I can see this working if a Scout plans a ride, gets the ride approved by his Scoutmaster, and then invites whoever wants to come along. But what if he’s the only one who wants to ride 25 miles every few weekends when the weather allows? Certainly, he could provide a GPS track and photos as evidence, I supposed. But it’s very daunting.
Webster defines “auspices” as: “Kindly patronage and guidance (e.g., doing research under the auspices of the local historical society).” To me, that just means approval, it doesn’t have to be a part of the troop or patrol program, or under visual supervision, but what counts is how the BSA defines it. Could, for instance, a registered leader go with his son (if no one else wants to go) and it still fits the requirement?
This award is also an excellent exercise in record-keeping, but if it’s mathematically impossible to achieve, why bother? Plus, my calculations predict that a Scout wouldn’t have completed the requirements until he’s right on top of his 18th birthday—this means he’d never get to wear it!
I have absolutely no issue with the time and distance requirements—I think they’re great! It’s just how to achieve them. As the scouting.org website states, this award isn’t for every Scout. But shouldn’t the requirements allow every Scout who wants to achieve it the opportunity to do so? Any guidance would be greatly appreciated. (Jonathan Rigden, Greater St. Louis Area Council, MO)
The phrase that seems to be giving you trouble simply means it’s a Boy Scout event; not a “family” event or “borrowed” from when your son was a Cub or Webelos Scout. It also means—read the requirements again—that the long-term resident camping module can’t be at a private camp, dude ranch, Y camp, religious camp, etc.—It’s to be at a BSA camp (e.g., council camp, National Jamboree, Philmont, etc.).
Yes, the requirements are rigorous. Heck, why bother with them if they’re no-brainers! So let’s not forget that a “troop” isn’t the essential unit of Boy Scouting—It’s the PATROL. Then, let’s remember that patrols can go on hikes and even camp overnight. And patrols can go cycling, too.

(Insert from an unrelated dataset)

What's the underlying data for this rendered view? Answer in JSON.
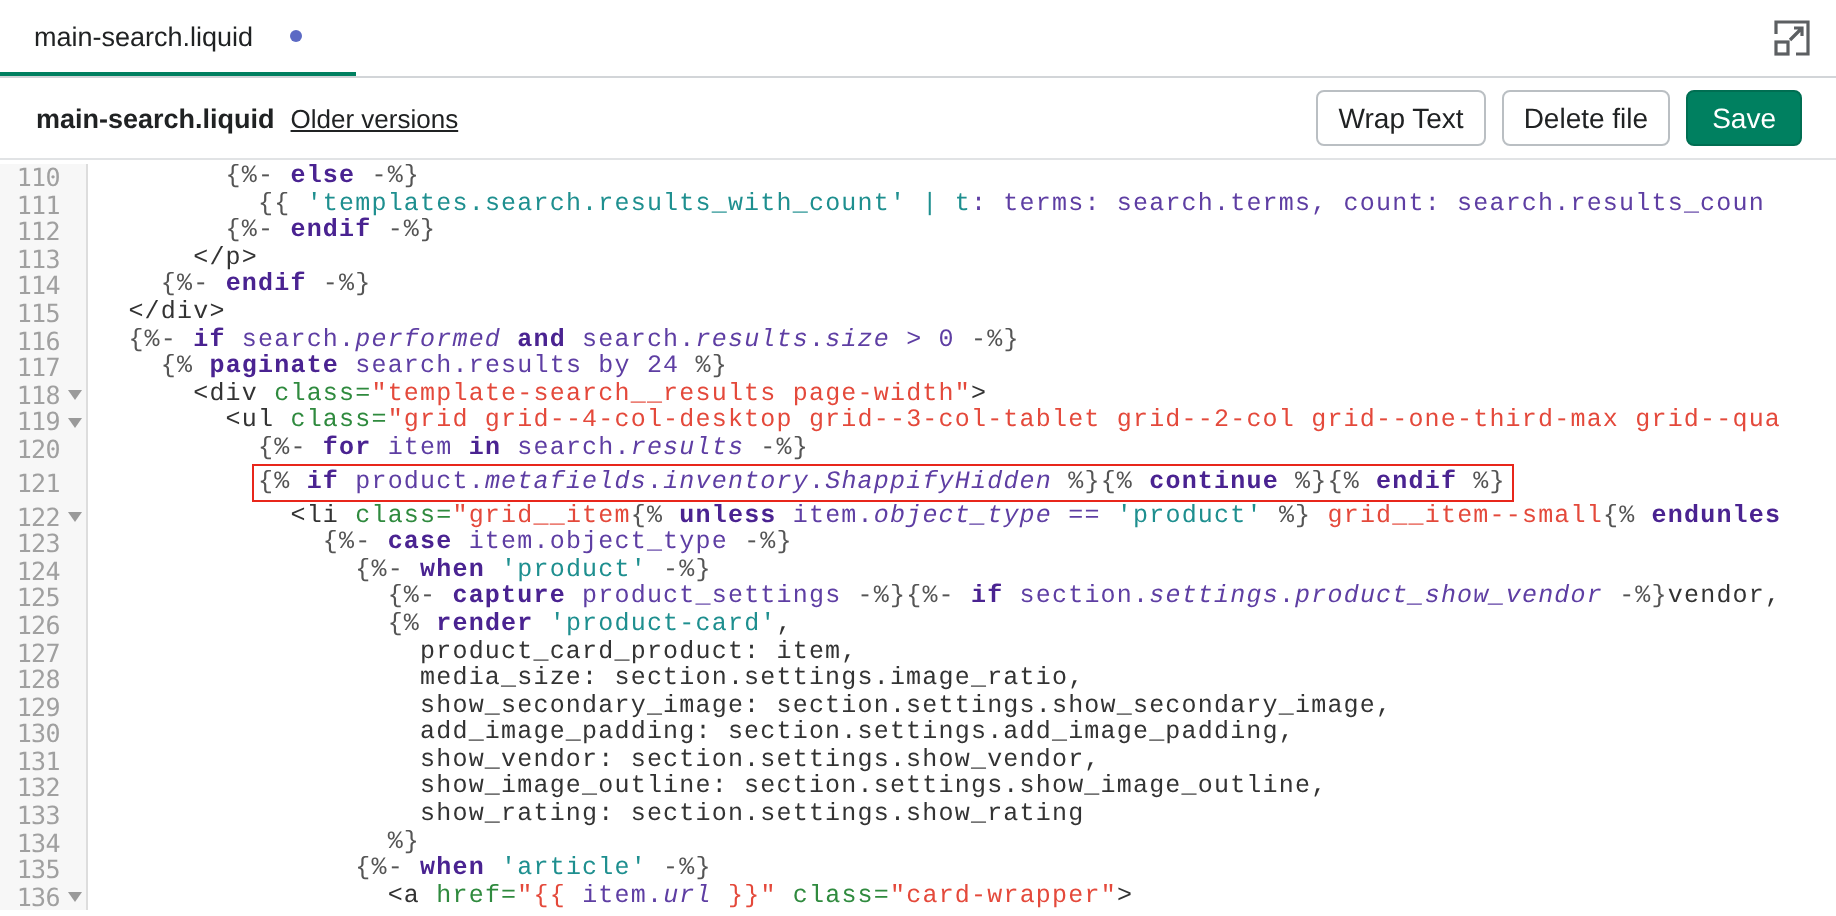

Additionally regarding your calculations: The primary modules aren’t as overwhelmingly rigorous as you seem to think they are. The Camping Badge, for example, requires 25 days and nights of camping (including six at a resident camp); not 125, and not in addition to those for either First Class rank or Camping merit badge. The Hiking Badge, for a second example, ask for a total of 100 miles of hiking or backpacking, including the 70 completed for Hiking merit badge. Where you seem to be getting hung up is the arbitrary inclusion of the requirements for the gold and silver devices. Instead of lumping these in as if they’re primary requirements, think of them in the same way that a Scout considers Eagle palms—that is, they’re over and above, and completely optional depending on the Scout’s own interests.
So, my overall advice is this: Relax, take a deep breath, don’t show your calculations to your son, and—most important—allow your son to set his own goals and his own plan for achieving them.
Have a question? Facing a dilemma? Wondering where to find a BSA policy or guideline? Write to firstname.lastname@example.org. Please include your name and council. (If you’d prefer to be anonymous, if published, let me know and that’s what we’ll do.)
[No. 359 – 7/5/2013 – Copyright © Andy McCommish 2013]